PROBLEM TO WORK ON - Work out how many lines in the records include the word "ROSA", then answer with nothing but that number.

★ ★ ★ ★ ★

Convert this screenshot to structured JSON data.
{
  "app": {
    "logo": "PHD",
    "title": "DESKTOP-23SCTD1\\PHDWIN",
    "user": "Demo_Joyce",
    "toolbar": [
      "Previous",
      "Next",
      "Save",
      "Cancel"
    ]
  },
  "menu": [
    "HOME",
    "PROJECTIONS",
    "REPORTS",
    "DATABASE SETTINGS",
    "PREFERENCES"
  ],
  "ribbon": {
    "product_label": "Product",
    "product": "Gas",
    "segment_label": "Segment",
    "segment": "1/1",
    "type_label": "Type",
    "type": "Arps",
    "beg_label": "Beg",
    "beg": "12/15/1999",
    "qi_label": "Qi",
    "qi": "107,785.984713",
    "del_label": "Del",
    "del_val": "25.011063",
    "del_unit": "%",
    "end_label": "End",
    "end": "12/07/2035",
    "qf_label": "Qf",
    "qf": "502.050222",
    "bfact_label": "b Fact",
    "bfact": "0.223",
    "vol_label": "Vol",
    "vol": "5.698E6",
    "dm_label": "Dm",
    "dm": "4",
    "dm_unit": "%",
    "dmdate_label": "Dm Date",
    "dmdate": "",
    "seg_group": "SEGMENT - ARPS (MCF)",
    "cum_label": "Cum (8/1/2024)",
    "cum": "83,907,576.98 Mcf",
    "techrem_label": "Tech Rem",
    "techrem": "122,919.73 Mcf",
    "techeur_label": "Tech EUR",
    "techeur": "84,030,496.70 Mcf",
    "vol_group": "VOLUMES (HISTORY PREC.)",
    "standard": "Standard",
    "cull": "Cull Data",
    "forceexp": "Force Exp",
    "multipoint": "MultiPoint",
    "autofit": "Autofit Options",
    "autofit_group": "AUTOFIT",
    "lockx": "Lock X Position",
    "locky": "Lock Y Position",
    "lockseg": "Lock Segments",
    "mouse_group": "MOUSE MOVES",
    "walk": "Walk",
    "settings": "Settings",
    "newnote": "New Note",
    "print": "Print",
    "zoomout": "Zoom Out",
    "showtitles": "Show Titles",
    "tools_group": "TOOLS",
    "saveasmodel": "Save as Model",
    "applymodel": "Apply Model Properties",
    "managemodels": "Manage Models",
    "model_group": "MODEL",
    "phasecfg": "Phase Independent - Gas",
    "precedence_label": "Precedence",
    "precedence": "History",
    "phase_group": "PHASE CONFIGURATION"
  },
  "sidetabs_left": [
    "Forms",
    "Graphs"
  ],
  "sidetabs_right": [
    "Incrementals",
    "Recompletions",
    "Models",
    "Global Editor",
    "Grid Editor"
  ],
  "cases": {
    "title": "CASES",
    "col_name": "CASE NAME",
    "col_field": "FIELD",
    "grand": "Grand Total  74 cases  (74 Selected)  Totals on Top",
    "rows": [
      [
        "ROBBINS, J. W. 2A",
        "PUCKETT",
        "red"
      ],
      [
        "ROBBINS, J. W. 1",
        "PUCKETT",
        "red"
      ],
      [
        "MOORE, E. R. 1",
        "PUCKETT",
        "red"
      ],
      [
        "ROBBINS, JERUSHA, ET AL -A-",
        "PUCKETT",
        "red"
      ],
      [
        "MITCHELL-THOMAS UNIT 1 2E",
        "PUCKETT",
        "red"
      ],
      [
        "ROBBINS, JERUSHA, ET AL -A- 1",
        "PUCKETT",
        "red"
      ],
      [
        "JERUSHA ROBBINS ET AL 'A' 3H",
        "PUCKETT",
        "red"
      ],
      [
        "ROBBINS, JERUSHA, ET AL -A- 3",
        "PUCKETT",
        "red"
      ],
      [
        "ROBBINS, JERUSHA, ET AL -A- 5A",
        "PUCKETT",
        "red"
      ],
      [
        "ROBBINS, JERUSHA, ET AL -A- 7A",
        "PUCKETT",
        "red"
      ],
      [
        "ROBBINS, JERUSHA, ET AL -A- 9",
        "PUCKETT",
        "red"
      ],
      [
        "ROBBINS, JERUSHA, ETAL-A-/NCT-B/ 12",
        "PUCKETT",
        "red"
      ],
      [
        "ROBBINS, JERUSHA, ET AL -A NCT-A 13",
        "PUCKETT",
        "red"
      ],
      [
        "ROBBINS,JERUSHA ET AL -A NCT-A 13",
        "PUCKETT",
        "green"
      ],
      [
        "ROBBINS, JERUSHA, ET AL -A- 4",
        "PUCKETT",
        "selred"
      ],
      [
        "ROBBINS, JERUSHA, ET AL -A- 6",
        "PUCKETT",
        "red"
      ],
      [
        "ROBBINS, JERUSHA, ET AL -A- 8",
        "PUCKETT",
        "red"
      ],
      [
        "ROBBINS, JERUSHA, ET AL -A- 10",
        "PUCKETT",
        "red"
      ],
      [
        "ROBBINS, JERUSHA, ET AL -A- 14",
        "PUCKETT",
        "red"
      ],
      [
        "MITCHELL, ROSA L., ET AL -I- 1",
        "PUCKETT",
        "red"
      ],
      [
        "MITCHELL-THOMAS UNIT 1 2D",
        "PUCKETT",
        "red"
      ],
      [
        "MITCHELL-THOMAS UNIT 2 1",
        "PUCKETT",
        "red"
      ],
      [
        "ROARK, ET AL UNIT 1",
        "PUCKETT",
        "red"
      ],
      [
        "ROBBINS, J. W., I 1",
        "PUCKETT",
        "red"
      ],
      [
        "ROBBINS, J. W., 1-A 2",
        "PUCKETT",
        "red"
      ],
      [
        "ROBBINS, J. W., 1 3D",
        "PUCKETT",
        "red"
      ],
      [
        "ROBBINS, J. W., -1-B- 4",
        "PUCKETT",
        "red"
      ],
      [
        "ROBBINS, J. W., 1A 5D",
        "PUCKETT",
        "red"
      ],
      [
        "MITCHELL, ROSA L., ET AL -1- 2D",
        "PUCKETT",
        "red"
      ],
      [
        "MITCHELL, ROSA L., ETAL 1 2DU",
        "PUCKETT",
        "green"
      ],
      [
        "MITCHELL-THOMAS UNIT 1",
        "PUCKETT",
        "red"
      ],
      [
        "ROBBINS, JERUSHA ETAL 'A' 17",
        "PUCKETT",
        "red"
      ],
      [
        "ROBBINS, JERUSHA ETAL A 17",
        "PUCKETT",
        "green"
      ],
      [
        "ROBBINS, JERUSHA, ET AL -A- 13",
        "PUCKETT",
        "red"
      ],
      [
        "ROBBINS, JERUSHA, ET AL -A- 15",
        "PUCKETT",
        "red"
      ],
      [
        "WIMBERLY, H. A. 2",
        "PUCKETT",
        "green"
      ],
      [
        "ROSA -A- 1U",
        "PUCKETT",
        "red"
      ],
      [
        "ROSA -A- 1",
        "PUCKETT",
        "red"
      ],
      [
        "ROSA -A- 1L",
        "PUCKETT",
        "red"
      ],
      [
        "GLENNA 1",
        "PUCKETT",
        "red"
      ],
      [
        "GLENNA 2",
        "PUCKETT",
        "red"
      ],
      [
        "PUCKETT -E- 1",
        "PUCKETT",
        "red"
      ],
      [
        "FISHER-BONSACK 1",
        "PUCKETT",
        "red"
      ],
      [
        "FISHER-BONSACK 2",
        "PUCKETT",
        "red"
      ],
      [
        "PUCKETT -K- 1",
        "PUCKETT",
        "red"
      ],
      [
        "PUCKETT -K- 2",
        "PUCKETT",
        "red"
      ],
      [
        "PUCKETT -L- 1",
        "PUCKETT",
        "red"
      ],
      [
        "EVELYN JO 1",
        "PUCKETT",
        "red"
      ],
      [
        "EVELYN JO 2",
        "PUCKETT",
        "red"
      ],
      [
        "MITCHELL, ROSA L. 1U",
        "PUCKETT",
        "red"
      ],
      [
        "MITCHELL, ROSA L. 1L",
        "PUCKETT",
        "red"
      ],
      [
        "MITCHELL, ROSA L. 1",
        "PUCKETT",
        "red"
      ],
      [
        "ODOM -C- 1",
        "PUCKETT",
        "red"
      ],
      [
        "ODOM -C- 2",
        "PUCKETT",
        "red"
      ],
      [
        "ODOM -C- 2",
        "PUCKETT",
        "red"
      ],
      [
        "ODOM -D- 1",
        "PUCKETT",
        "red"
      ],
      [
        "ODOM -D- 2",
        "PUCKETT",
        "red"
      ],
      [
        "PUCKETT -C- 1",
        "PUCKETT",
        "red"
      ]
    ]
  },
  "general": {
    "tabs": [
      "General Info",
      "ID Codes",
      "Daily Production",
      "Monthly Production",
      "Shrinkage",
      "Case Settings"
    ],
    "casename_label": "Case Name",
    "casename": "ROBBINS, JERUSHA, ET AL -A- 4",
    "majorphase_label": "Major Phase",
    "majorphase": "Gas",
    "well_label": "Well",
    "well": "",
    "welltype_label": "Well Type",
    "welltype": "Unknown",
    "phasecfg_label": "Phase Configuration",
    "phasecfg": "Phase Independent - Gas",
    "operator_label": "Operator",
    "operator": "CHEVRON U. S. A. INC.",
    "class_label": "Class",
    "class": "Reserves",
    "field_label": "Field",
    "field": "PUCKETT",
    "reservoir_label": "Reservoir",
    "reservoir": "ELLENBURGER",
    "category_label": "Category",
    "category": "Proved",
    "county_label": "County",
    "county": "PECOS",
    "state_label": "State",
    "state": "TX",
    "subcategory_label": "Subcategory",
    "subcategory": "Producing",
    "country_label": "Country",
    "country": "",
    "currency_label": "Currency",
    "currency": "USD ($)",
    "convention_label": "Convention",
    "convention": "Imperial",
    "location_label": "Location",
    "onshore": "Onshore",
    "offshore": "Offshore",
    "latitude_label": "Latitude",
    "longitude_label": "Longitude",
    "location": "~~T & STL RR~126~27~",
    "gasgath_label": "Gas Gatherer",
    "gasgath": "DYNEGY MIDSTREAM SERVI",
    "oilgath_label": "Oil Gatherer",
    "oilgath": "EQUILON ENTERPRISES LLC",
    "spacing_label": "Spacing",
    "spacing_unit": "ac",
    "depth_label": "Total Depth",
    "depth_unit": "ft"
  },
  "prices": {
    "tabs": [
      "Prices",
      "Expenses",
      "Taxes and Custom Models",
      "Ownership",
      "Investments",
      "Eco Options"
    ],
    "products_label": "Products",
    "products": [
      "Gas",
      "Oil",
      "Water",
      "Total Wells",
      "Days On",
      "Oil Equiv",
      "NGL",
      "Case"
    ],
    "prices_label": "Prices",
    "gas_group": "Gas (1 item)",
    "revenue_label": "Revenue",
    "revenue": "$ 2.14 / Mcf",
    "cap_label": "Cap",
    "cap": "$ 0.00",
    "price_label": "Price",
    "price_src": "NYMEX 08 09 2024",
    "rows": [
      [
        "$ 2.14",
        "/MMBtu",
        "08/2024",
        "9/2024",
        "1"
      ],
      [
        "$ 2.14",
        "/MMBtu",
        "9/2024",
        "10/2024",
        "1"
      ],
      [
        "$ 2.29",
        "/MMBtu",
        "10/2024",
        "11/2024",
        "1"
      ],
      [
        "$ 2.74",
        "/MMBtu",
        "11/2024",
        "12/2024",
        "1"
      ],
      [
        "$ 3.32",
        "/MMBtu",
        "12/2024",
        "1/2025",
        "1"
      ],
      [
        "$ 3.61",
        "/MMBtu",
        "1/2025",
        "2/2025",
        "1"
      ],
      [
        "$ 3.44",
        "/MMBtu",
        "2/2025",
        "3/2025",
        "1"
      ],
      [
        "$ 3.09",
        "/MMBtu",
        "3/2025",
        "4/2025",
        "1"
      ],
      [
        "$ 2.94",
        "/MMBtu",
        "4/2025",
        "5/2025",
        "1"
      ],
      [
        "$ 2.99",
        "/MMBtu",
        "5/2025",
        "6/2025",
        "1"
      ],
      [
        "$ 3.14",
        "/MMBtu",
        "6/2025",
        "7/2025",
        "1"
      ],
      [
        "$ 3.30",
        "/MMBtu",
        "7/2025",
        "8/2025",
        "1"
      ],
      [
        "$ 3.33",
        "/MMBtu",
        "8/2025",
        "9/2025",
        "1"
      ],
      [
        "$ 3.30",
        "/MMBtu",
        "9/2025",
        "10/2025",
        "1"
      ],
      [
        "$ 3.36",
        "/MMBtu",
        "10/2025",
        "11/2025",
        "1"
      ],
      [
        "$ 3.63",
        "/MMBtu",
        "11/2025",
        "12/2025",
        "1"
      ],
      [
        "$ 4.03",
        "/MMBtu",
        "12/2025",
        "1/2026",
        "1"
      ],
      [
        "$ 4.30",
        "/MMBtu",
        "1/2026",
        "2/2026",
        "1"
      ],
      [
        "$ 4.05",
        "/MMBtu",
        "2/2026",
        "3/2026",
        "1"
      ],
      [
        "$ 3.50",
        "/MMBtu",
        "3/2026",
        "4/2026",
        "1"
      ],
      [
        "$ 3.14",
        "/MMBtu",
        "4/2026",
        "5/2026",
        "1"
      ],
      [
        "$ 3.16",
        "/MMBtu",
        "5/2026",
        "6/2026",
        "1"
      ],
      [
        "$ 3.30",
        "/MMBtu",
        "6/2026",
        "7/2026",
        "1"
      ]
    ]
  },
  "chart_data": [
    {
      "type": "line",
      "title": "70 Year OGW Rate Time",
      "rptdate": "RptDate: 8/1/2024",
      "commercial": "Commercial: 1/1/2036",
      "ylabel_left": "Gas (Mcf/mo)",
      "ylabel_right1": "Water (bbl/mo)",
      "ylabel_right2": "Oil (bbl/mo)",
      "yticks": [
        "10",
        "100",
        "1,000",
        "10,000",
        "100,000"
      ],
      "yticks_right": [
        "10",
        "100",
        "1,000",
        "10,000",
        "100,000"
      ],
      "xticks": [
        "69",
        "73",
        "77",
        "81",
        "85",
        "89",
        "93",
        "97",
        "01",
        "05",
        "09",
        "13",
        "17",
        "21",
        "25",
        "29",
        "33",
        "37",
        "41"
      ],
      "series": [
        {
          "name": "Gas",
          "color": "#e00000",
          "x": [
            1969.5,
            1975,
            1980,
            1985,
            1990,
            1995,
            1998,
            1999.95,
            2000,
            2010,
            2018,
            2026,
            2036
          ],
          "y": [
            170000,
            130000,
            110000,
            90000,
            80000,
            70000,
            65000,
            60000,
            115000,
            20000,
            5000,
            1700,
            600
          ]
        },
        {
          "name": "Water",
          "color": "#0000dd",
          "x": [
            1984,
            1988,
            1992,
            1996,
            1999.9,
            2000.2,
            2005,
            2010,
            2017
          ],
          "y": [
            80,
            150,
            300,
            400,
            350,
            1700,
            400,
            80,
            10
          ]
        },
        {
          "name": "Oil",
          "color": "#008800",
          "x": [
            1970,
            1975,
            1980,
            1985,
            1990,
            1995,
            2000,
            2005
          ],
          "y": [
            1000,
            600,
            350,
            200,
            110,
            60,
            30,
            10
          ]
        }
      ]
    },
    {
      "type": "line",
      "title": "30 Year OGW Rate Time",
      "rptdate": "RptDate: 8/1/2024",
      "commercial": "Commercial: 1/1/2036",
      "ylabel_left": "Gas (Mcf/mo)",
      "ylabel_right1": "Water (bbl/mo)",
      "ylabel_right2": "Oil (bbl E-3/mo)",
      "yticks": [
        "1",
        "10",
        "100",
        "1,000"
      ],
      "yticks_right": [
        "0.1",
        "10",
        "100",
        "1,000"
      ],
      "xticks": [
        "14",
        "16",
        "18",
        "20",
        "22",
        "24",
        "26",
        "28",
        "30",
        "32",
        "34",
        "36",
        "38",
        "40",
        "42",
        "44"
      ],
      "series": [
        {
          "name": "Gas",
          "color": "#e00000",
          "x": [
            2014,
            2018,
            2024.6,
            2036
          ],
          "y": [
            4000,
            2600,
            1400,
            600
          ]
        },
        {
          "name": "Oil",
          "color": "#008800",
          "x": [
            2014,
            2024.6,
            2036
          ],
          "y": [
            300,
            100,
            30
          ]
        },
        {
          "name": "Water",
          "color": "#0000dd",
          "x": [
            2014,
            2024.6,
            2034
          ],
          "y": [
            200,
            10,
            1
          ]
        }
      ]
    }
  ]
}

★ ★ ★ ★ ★

TASK OUTPUT - 9